  1. First, you should have a /etc/varnish/secret file containing a secret key.
  2. Then, upon opening a telnet session, you are presented with a challenge :
    Connected to localhost.localdomain.
    Escape character is '^]'.
    107 59
    uzaiqheubccbpimwyyevwqfedtxuqdwm
    
    Authentication required.
    
    
    The CLI 107 status code means that authentication is requested.
  3. To authenticate (assuming the secret key is foo), you'll have to compute the response with :
    challenge='uzaiqheubccbpimwyyevwqfedtxuqdwm'; secret=$(cat /etc/varnish/secret); echo -e "${challenge}\n${secret}\n${challenge}" | sha256sum
    2bcd7855d7d63870aecaa7f7c5eeeae3166581644f8216698558d78f19c3bdc2

    The documentation states that the string to be sha256sum'd is made of : challenge + newline + secret + challenge + newline, while the command above adds a newline after the secret, and no newline after the final challenge.
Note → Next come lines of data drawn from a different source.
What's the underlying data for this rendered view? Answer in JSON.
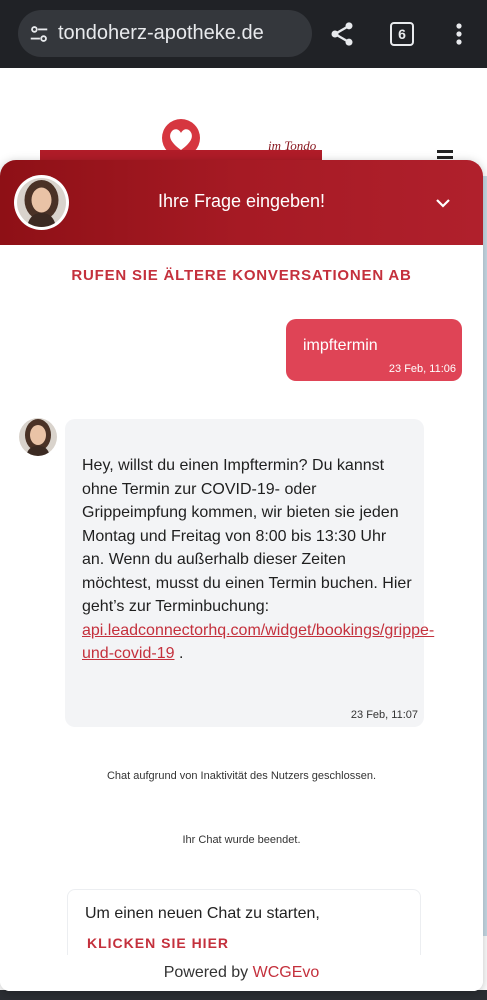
{
  "browser": {
    "url": "tondoherz-apotheke.de",
    "tab_count": "6",
    "icons": [
      "tune-icon",
      "share-icon",
      "tabs-icon",
      "more-vert-icon"
    ]
  },
  "website": {
    "logo_tagline": "im Tondo",
    "brand_color": "#b01c28"
  },
  "chat": {
    "header_title": "Ihre Frage eingeben!",
    "header_color": "#a61a24",
    "older_conversations": "RUFEN SIE ÄLTERE KONVERSATIONEN AB",
    "messages": [
      {
        "from": "user",
        "text": "impftermin",
        "time": "23 Feb, 11:06"
      },
      {
        "from": "agent",
        "text": "Hey, willst du einen Impftermin? Du kannst ohne Termin zur COVID-19- oder Grippeimpfung kommen, wir bieten sie jeden Montag und Freitag von 8:00 bis 13:30 Uhr an. Wenn du außerhalb dieser Zeiten möchtest, musst du einen Termin buchen. Hier geht’s zur Terminbuchung:",
        "link": "api.leadconnectorhq.com/widget/bookings/grippe-und-covid-19",
        "after_link": ".",
        "time": "23 Feb, 11:07"
      }
    ],
    "system_closed": "Chat aufgrund von Inaktivität des Nutzers geschlossen.",
    "system_ended": "Ihr Chat wurde beendet.",
    "restart_text": "Um einen neuen Chat zu starten,",
    "restart_button": "KLICKEN SIE HIER",
    "powered_by": "Powered by",
    "powered_brand": "WCGEvo",
    "accent_color": "#c4303c",
    "user_bubble_color": "#df4456"
  }
}
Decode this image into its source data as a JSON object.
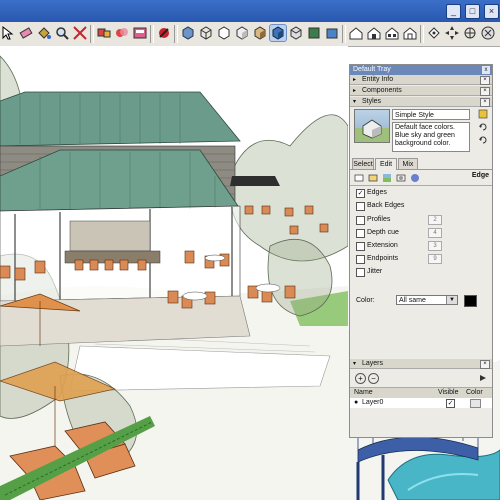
{
  "app": {
    "toolbar_icons": [
      "select-arrow-icon",
      "eraser-icon",
      "paint-bucket-icon",
      "zoom-icon",
      "zoom-extents-icon",
      "previous-view-icon",
      "component-icon",
      "materials-icon",
      "scenes-icon",
      "styles-icon",
      "iso-view-icon",
      "top-view-icon",
      "front-view-icon",
      "right-view-icon",
      "back-view-icon",
      "left-view-icon",
      "xray-icon",
      "wireframe-icon",
      "hidden-line-icon",
      "shaded-icon",
      "shaded-textures-icon",
      "monochrome-icon",
      "orbit-icon",
      "pan-icon",
      "walk-icon",
      "position-camera-icon",
      "look-around-icon",
      "section-plane-icon"
    ]
  },
  "tray": {
    "title": "Default Tray",
    "close": "x",
    "panels": {
      "entity_info": "Entity Info",
      "components": "Components",
      "styles": "Styles"
    },
    "styles": {
      "name": "Simple Style",
      "description": "Default face colors. Blue sky and green background color.",
      "tabs": [
        "Select",
        "Edit",
        "Mix"
      ],
      "selected_tab": "Edit",
      "section_label": "Edge",
      "edge_settings": [
        {
          "label": "Edges",
          "checked": true,
          "value": ""
        },
        {
          "label": "Back Edges",
          "checked": false,
          "value": ""
        },
        {
          "label": "Profiles",
          "checked": false,
          "value": "2"
        },
        {
          "label": "Depth cue",
          "checked": false,
          "value": "4"
        },
        {
          "label": "Extension",
          "checked": false,
          "value": "3"
        },
        {
          "label": "Endpoints",
          "checked": false,
          "value": "9"
        },
        {
          "label": "Jitter",
          "checked": false,
          "value": ""
        }
      ],
      "color_label": "Color:",
      "color_value": "All same",
      "color_swatch": "#000000"
    },
    "layers": {
      "title": "Layers",
      "add": "+",
      "remove": "−",
      "columns": [
        "Name",
        "Visible",
        "Color"
      ],
      "rows": [
        {
          "name": "Layer0",
          "visible": true,
          "active": true
        }
      ]
    }
  },
  "colors": {
    "titlebar": "#2858b0",
    "roof": "#5f8f80",
    "deck_chair": "#d98a55",
    "grass": "#56a045",
    "pool": "#49b6c8"
  }
}
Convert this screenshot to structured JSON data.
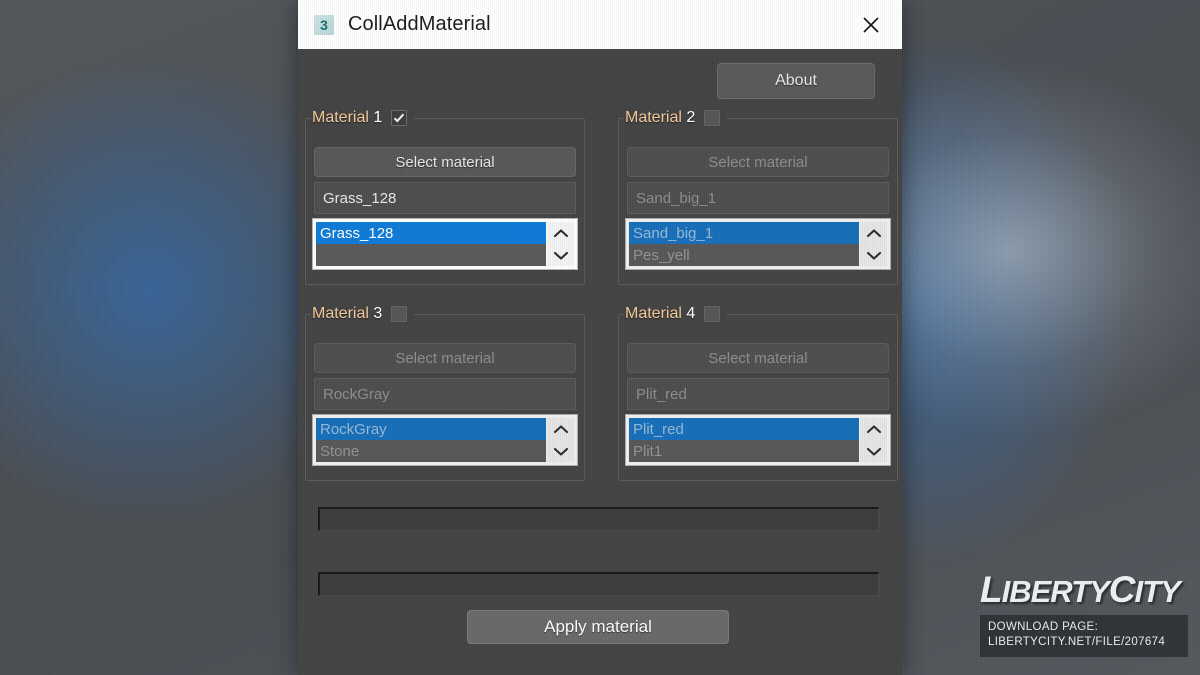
{
  "window": {
    "title": "CollAddMaterial",
    "icon": "max-script-icon",
    "close_label": "✕"
  },
  "toolbar": {
    "about_label": "About"
  },
  "groups": [
    {
      "label_prefix": "Material",
      "number": "1",
      "checked": true,
      "enabled": true,
      "select_button": "Select material",
      "field_value": "Grass_128",
      "list": [
        "Grass_128",
        ""
      ],
      "selected_index": 0
    },
    {
      "label_prefix": "Material",
      "number": "2",
      "checked": false,
      "enabled": false,
      "select_button": "Select material",
      "field_value": "Sand_big_1",
      "list": [
        "Sand_big_1",
        "Pes_yell"
      ],
      "selected_index": 0
    },
    {
      "label_prefix": "Material",
      "number": "3",
      "checked": false,
      "enabled": false,
      "select_button": "Select material",
      "field_value": "RockGray",
      "list": [
        "RockGray",
        "Stone"
      ],
      "selected_index": 0
    },
    {
      "label_prefix": "Material",
      "number": "4",
      "checked": false,
      "enabled": false,
      "select_button": "Select material",
      "field_value": "Plit_red",
      "list": [
        "Plit_red",
        "Plit1"
      ],
      "selected_index": 0
    }
  ],
  "progress": [
    {
      "name": "progress-bar-1",
      "value": 0
    },
    {
      "name": "progress-bar-2",
      "value": 0
    }
  ],
  "footer": {
    "apply_label": "Apply material"
  },
  "watermark": {
    "logo_liberty": "IBERTY",
    "logo_city": "ITY",
    "cap_l": "L",
    "cap_c": "C",
    "download_label": "DOWNLOAD PAGE:",
    "download_url": "LIBERTYCITY.NET/FILE/207674"
  },
  "colors": {
    "accent_selection": "#0f7bd8",
    "window_client": "#444444",
    "titlebar": "#ffffff",
    "group_label": "#f0c79a"
  }
}
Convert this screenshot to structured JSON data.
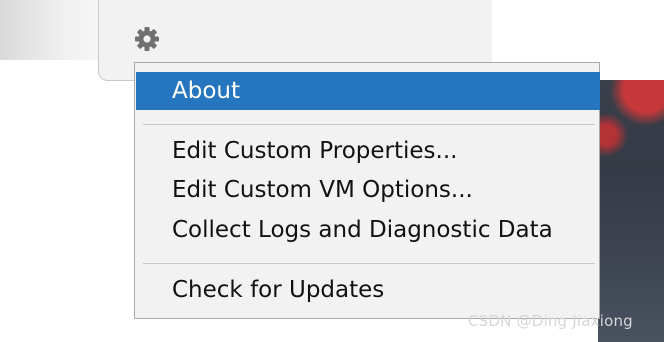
{
  "settings_button": {
    "icon": "gear-icon"
  },
  "menu": {
    "items": [
      {
        "label": "About"
      },
      {
        "label": "Edit Custom Properties..."
      },
      {
        "label": "Edit Custom VM Options..."
      },
      {
        "label": "Collect Logs and Diagnostic Data"
      },
      {
        "label": "Check for Updates"
      }
    ],
    "selected_color": "#2675bf"
  },
  "watermark": {
    "text": "CSDN @Ding Jiaxiong"
  }
}
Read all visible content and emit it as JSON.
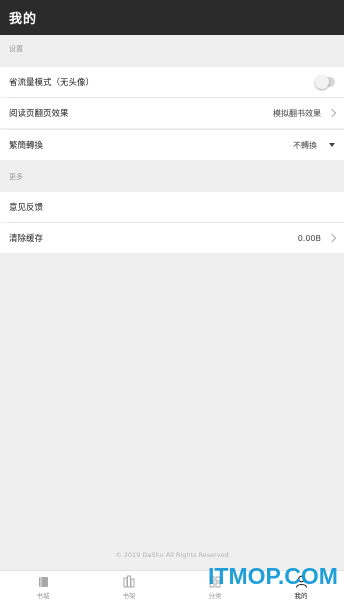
{
  "header": {
    "title": "我的"
  },
  "sections": {
    "settings_title": "设置",
    "more_title": "更多"
  },
  "settings": {
    "data_saver_label": "省流量模式（无头像）",
    "data_saver_enabled": false,
    "page_turn_label": "阅读页翻页效果",
    "page_turn_value": "模拟翻书效果",
    "script_label": "繁簡轉換",
    "script_value": "不轉換"
  },
  "more": {
    "feedback_label": "意见反馈",
    "clear_cache_label": "清除缓存",
    "cache_size": "0.00B"
  },
  "footer": {
    "copyright": "© 2019 DaShu All Rights Reserved"
  },
  "tabs": [
    {
      "label": "书城",
      "icon": "book-icon"
    },
    {
      "label": "书架",
      "icon": "bookshelf-icon"
    },
    {
      "label": "分类",
      "icon": "category-icon"
    },
    {
      "label": "我的",
      "icon": "user-icon"
    }
  ],
  "watermark": "ITMOP.COM",
  "colors": {
    "topbar": "#2b2b2b",
    "background": "#efefef",
    "watermark": "#159ad8"
  }
}
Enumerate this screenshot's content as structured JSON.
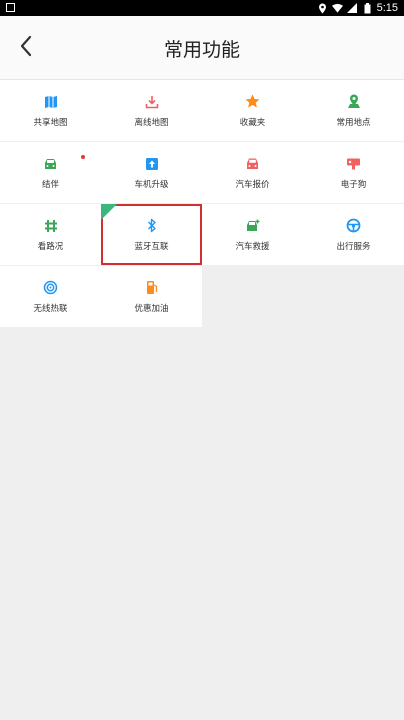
{
  "status_bar": {
    "time": "5:15",
    "icons": [
      "location-icon",
      "wifi-icon",
      "signal-icon",
      "battery-icon"
    ]
  },
  "header": {
    "title": "常用功能",
    "back_icon": "chevron-left-icon"
  },
  "items": [
    {
      "label": "共享地图",
      "icon": "map-icon",
      "color": "#2196f3"
    },
    {
      "label": "离线地图",
      "icon": "download-icon",
      "color": "#f06262"
    },
    {
      "label": "收藏夹",
      "icon": "star-icon",
      "color": "#ff8c1a"
    },
    {
      "label": "常用地点",
      "icon": "location-pin-icon",
      "color": "#3aa757"
    },
    {
      "label": "结伴",
      "icon": "car-group-icon",
      "color": "#3aa757"
    },
    {
      "label": "车机升级",
      "icon": "upgrade-icon",
      "color": "#2196f3"
    },
    {
      "label": "汽车报价",
      "icon": "car-icon",
      "color": "#f06262"
    },
    {
      "label": "电子狗",
      "icon": "camera-icon",
      "color": "#f06262"
    },
    {
      "label": "看路况",
      "icon": "traffic-icon",
      "color": "#3aa757"
    },
    {
      "label": "蓝牙互联",
      "icon": "bluetooth-icon",
      "color": "#2196f3"
    },
    {
      "label": "汽车救援",
      "icon": "car-rescue-icon",
      "color": "#3aa757"
    },
    {
      "label": "出行服务",
      "icon": "steering-wheel-icon",
      "color": "#2196f3"
    },
    {
      "label": "无线热联",
      "icon": "wireless-icon",
      "color": "#2196f3"
    },
    {
      "label": "优惠加油",
      "icon": "fuel-icon",
      "color": "#ff8c1a"
    }
  ],
  "highlight_color": "#d32f2f",
  "badge_color": "#3bb77e",
  "notification_dot_color": "#e53935"
}
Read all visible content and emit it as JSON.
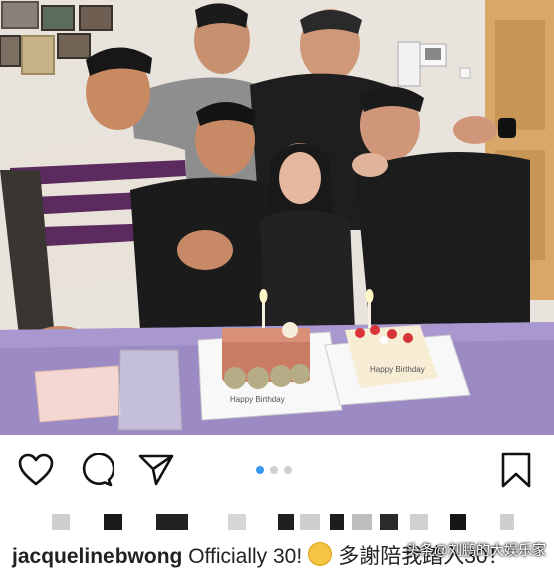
{
  "post": {
    "username": "jacquelinebwong",
    "caption_en": "Officially 30!",
    "caption_zh": "多謝陪我踏入30！",
    "emoji": "smiling-face-icon"
  },
  "actions": {
    "like_icon": "heart-icon",
    "comment_icon": "comment-icon",
    "share_icon": "paper-plane-icon",
    "save_icon": "bookmark-icon",
    "carousel_dots": 3,
    "active_dot": 0
  },
  "photo": {
    "cake_left_text": "Happy Birthday",
    "cake_right_text": "Happy Birthday"
  },
  "watermark": "头条@刘鹏的大娱乐家",
  "colors": {
    "accent_blue": "#3897f0",
    "table_purple": "#9b8ac4"
  }
}
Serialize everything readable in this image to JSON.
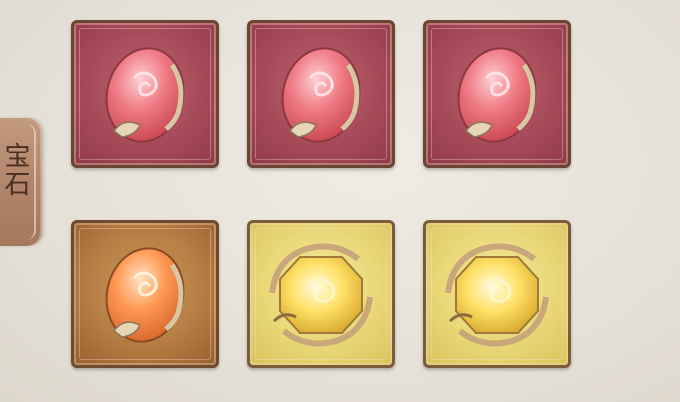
{
  "side_tab": {
    "label": "宝石"
  },
  "slots": [
    {
      "id": "gem-1",
      "rarity": "red",
      "gem": "red-oval-gem-icon"
    },
    {
      "id": "gem-2",
      "rarity": "red",
      "gem": "red-oval-gem-icon"
    },
    {
      "id": "gem-3",
      "rarity": "red",
      "gem": "red-oval-gem-icon"
    },
    {
      "id": "gem-4",
      "rarity": "orange",
      "gem": "orange-oval-gem-icon"
    },
    {
      "id": "gem-5",
      "rarity": "gold",
      "gem": "yellow-octagon-gem-icon"
    },
    {
      "id": "gem-6",
      "rarity": "gold",
      "gem": "yellow-octagon-gem-icon"
    }
  ],
  "colors": {
    "red_frame": "#a64a58",
    "orange_frame": "#b57d44",
    "gold_frame": "#e9d777",
    "tab": "#b18569"
  }
}
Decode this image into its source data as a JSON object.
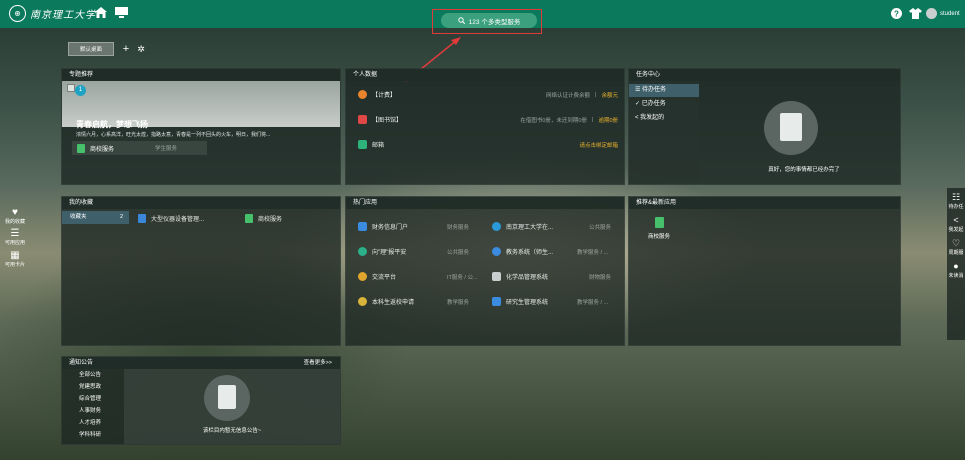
{
  "header": {
    "logo_seal": "⊛",
    "logo_text": "南京理工大学",
    "search_text": "123 个多类型服务",
    "user_name": "student",
    "colors": {
      "bar": "#0b7a5c",
      "search": "#3aa07d",
      "highlight": "#e03a3a"
    },
    "icons": [
      "home-icon",
      "monitor-icon",
      "help-icon",
      "shirt-icon",
      "search-icon"
    ]
  },
  "desktop": {
    "tab_label": "默认桌面",
    "add": "+",
    "settings": "✲"
  },
  "featured": {
    "title": "专题推荐",
    "badge": "1",
    "headline": "青春启航，梦想飞扬",
    "desc": "浓情六月，心系高洋，旺光太煌，指路太意，青春是一列不回头的火车，明日，我们将...",
    "app_name": "商校服务",
    "app_tag": "学生服务"
  },
  "personal": {
    "title": "个人数据",
    "rows": [
      {
        "label": "【计费】",
        "info": "网络认证计费余额",
        "sep": "|",
        "link": "余额元"
      },
      {
        "label": "【图书馆】",
        "info": "在借图书0册，未还到期0册",
        "sep": "|",
        "link": "逾期0册"
      },
      {
        "label": "邮箱",
        "info": "",
        "sep": "",
        "link": "请点击绑定邮箱"
      }
    ]
  },
  "tasks": {
    "title": "任务中心",
    "items": [
      "待办任务",
      "已办任务",
      "我发起的"
    ],
    "empty_text": "真好，您的事情都已经办完了"
  },
  "favorites": {
    "title": "我的收藏",
    "folder": "收藏夹",
    "count": "2",
    "items": [
      "大型仪器设备管理...",
      "商校服务"
    ]
  },
  "hot_apps": {
    "title": "热门应用",
    "apps": [
      {
        "name": "财务信息门户",
        "tag": "财务服务"
      },
      {
        "name": "南京理工大学在...",
        "tag": "公共服务"
      },
      {
        "name": "向\"理\"报平安",
        "tag": "公共服务"
      },
      {
        "name": "教务系统（师生...",
        "tag": "教学服务 / ..."
      },
      {
        "name": "交流平台",
        "tag": "IT服务 / 公..."
      },
      {
        "name": "化学品管理系统",
        "tag": "财物服务"
      },
      {
        "name": "本科生返校申请",
        "tag": "教学服务"
      },
      {
        "name": "研究生管理系统",
        "tag": "教学服务 / ..."
      }
    ]
  },
  "recommend": {
    "title": "推荐&最新应用",
    "app": "商校服务"
  },
  "notice": {
    "title": "通知公告",
    "more": "查看更多>>",
    "categories": [
      "全部公告",
      "党建思政",
      "综合管理",
      "人事财务",
      "人才培养",
      "学科科研"
    ],
    "empty_text": "该栏目内暂无信息公告~"
  },
  "left_sidebar": [
    {
      "icon": "♥",
      "label": "我的收藏"
    },
    {
      "icon": "☰",
      "label": "可用应用"
    },
    {
      "icon": "▦",
      "label": "可用卡片"
    }
  ],
  "right_sidebar": [
    {
      "icon": "☷",
      "label": "待办任"
    },
    {
      "icon": "<",
      "label": "我发起"
    },
    {
      "icon": "♡",
      "label": "周期服"
    },
    {
      "icon": "●",
      "label": "未读消"
    }
  ]
}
This is because the secret is read by cat (which adds no newline), and the whole string is output by echo (that DOES add a trailing newline).

  4. Back to the telnet session, enter :
    auth 2bcd7855d7d63870aecaa7f7c5eeeae3166581644f8216698558d78f19c3bdc2
    Then you get :
    200 239
    -----------------------------
    Varnish Cache CLI 1.0
    -----------------------------
    Linux,2.6.32-042stab106.4,x86_64,-smalloc,-smalloc,-hcritbit
    varnish-4.0.3 revision b8c4a34
    
    Type 'help' for command list.
    Type 'quit' to close CLI session.
    
    
    The CLI 200 status code means OK.